Since the 2018 release of their inaugural album Blood typeJoshua Karpeh, known professionally as Cautious Clay, has made his mark on the music scene. Between his signature soulful sound, a mix of R&B and indie pop, and collaborations with acclaimed artists Remi Wolf and Still Woozy, Cautious Clay’s eclectic melodies have garnered high praise.
Although the growing popularity of Cautious Clay generated high expectations for thin icing on the cake, the EP frequently becomes a messy cliché. While the November 18 release attempts to meld genres into a succinct picture of melancholic dissonance, it instead displays only disjointed mediocrity. A collection of divergent choruses, the one common thread holding all the tracks together is uninspired desolation.
Opening with the previously released single “Lip Service”, Cautious Clay laments the woe of faulty communication. Metaphors of misunderstanding abound, with anguish leading the way. Attempting to fit a litany of forced syllables into sparse rhythms, Cautious Clay exudes a sparse air, its dying croons colorless and mercurial. While the buoyant electronic production rises after the second chorus, the abruptly lackluster close leaves one feeling unsatisfied.
The haunting opening of the EP sets the stage for the second song, “Puffer,” a pop-infused requiem that searches for inner meaning beyond a deceptively bright exterior. “Like a flower in the sun,” Cautious Clay sings, “I just want to grow, grow, grow.” The elementary, repetitive analogy is compounded by equally monotonous interludes.
Dull monotony turns out to be a theme of the album, evident through “Type II Nostalgia,” a contradictory depiction of the darker sides of a romantic relationship. With a soft rhythm underlying by layered vocals, the track hints at the artist’s trademark smooth liveliness. However, it only manages to slip into over-the-top banalities instead of invoking the genuine effervescence of the artist’s most notable releases.
About his recent albums deadpan love Y Blood type, idiosyncratic production has been a highlight. but in thin icing on the cakeCautious Clay’s usual flowing cadences fade, spewing an unorthodox vitality over mundane pulses and tempos.
Perhaps the most underwhelming track on the EP, “Camp Anonymous” slowly yearns for uniqueness but never quite hits the mark. The rickety rhymes excel here, added to the end of melancholic lines where Cautious Clay dreams with vigour. “Ego is irrelevant,” he sings, “When you’re not the only elephant / That’s trying to find your element.” Instead of arriving at the novelty it pursues, Cautious Clay exhausts itself with relentlessly outdated imagery.

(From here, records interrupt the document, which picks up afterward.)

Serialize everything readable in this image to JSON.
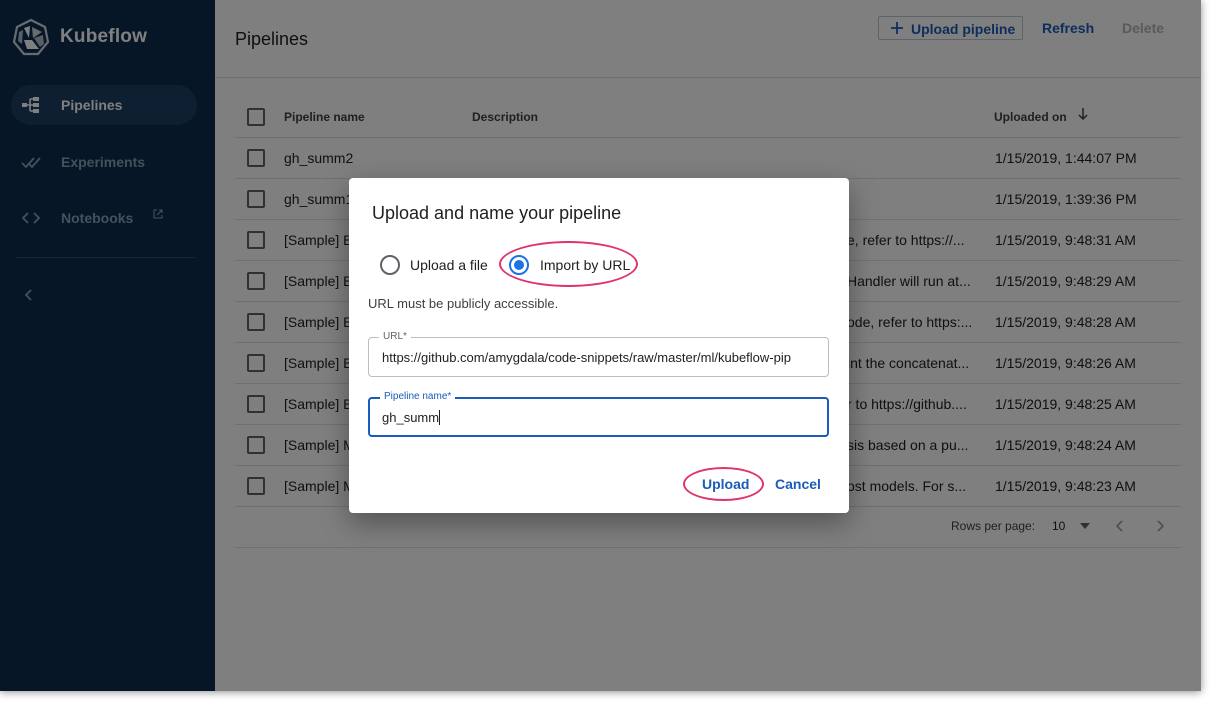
{
  "brand": {
    "name": "Kubeflow"
  },
  "sidebar": {
    "items": [
      {
        "label": "Pipelines",
        "icon": "pipelines-icon",
        "active": true
      },
      {
        "label": "Experiments",
        "icon": "experiments-icon",
        "active": false
      },
      {
        "label": "Notebooks",
        "icon": "notebooks-icon",
        "active": false,
        "external": true
      }
    ],
    "collapse_icon": "chevron-left-icon"
  },
  "page": {
    "title": "Pipelines"
  },
  "toolbar": {
    "upload_label": "Upload pipeline",
    "refresh_label": "Refresh",
    "delete_label": "Delete"
  },
  "table": {
    "columns": {
      "name": "Pipeline name",
      "description": "Description",
      "uploaded": "Uploaded on"
    },
    "sort": "descending",
    "rows": [
      {
        "name": "gh_summ2",
        "description": "",
        "uploaded": "1/15/2019, 1:44:07 PM"
      },
      {
        "name": "gh_summ1",
        "description": "",
        "uploaded": "1/15/2019, 1:39:36 PM"
      },
      {
        "name": "[Sample] B",
        "description": "e, refer to https://...",
        "uploaded": "1/15/2019, 9:48:31 AM"
      },
      {
        "name": "[Sample] B",
        "description": "Handler will run at...",
        "uploaded": "1/15/2019, 9:48:29 AM"
      },
      {
        "name": "[Sample] B",
        "description": "ode, refer to https:...",
        "uploaded": "1/15/2019, 9:48:28 AM"
      },
      {
        "name": "[Sample] B",
        "description": "int the concatenat...",
        "uploaded": "1/15/2019, 9:48:26 AM"
      },
      {
        "name": "[Sample] B",
        "description": "r to https://github....",
        "uploaded": "1/15/2019, 9:48:25 AM"
      },
      {
        "name": "[Sample] M",
        "description": "sis based on a pu...",
        "uploaded": "1/15/2019, 9:48:24 AM"
      },
      {
        "name": "[Sample] M",
        "description": "ost models. For s...",
        "uploaded": "1/15/2019, 9:48:23 AM"
      }
    ]
  },
  "pagination": {
    "rows_per_page_label": "Rows per page:",
    "rows_per_page": "10"
  },
  "dialog": {
    "title": "Upload and name your pipeline",
    "options": [
      {
        "label": "Upload a file",
        "selected": false
      },
      {
        "label": "Import by URL",
        "selected": true
      }
    ],
    "hint": "URL must be publicly accessible.",
    "url_field": {
      "label": "URL*",
      "value": "https://github.com/amygdala/code-snippets/raw/master/ml/kubeflow-pip"
    },
    "name_field": {
      "label": "Pipeline name*",
      "value": "gh_summ"
    },
    "upload_label": "Upload",
    "cancel_label": "Cancel"
  },
  "colors": {
    "sidebar": "#0c2d4e",
    "accent": "#1a5cb8",
    "radio": "#1a73e8",
    "highlight": "#e0336b"
  }
}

“Burning Up Slow”, however, offers a rare moment of triumph. With tenderly evocative lyricism, Cautious Clay evokes the bittersweet nature of slipping by each day with oblivion on the far horizon. Beginning with twisting waves of synthpop, the song pays homage to the EP’s title: “It was tragedy with frosting,” Cautious Clay sings in a steady, soulful voice, “And we’re as covered as Antoinette with a silver lining.” Bland gives way to authenticity as Cautious Clay struggles to cope with his own mortality, and the song shines as a highlight of the EP.
This fleeting moment of pleasure is immediately followed by the final track “Sarah Tonin”, an exaggerated longing for lasting happiness. Cautious Clay isn’t the first artist to personify the neurotransmitter, and the track strives unsuccessfully to stand out. Tired pop-inspired instrumentals provide a somber background as Cautious Clay searches for a way out of his despair. The track oozes with lifeless desolation, a thumping beat of silence that closes the EP.
With just six songs on the EP, culminating in a total length of less than 16 minutes, thin icing on the cake he still manages to drag out trivial topics for longer than necessary. Cautious Clay rarely strays from melancholic malaise, making the EP a set of no-brains. Despite a few brief moments of full flair, Cautious Clay is far from reaching his full potential on his latest release. Unlike the promising start to his career, this moody, mediocre EP is hardly the icing on the cake.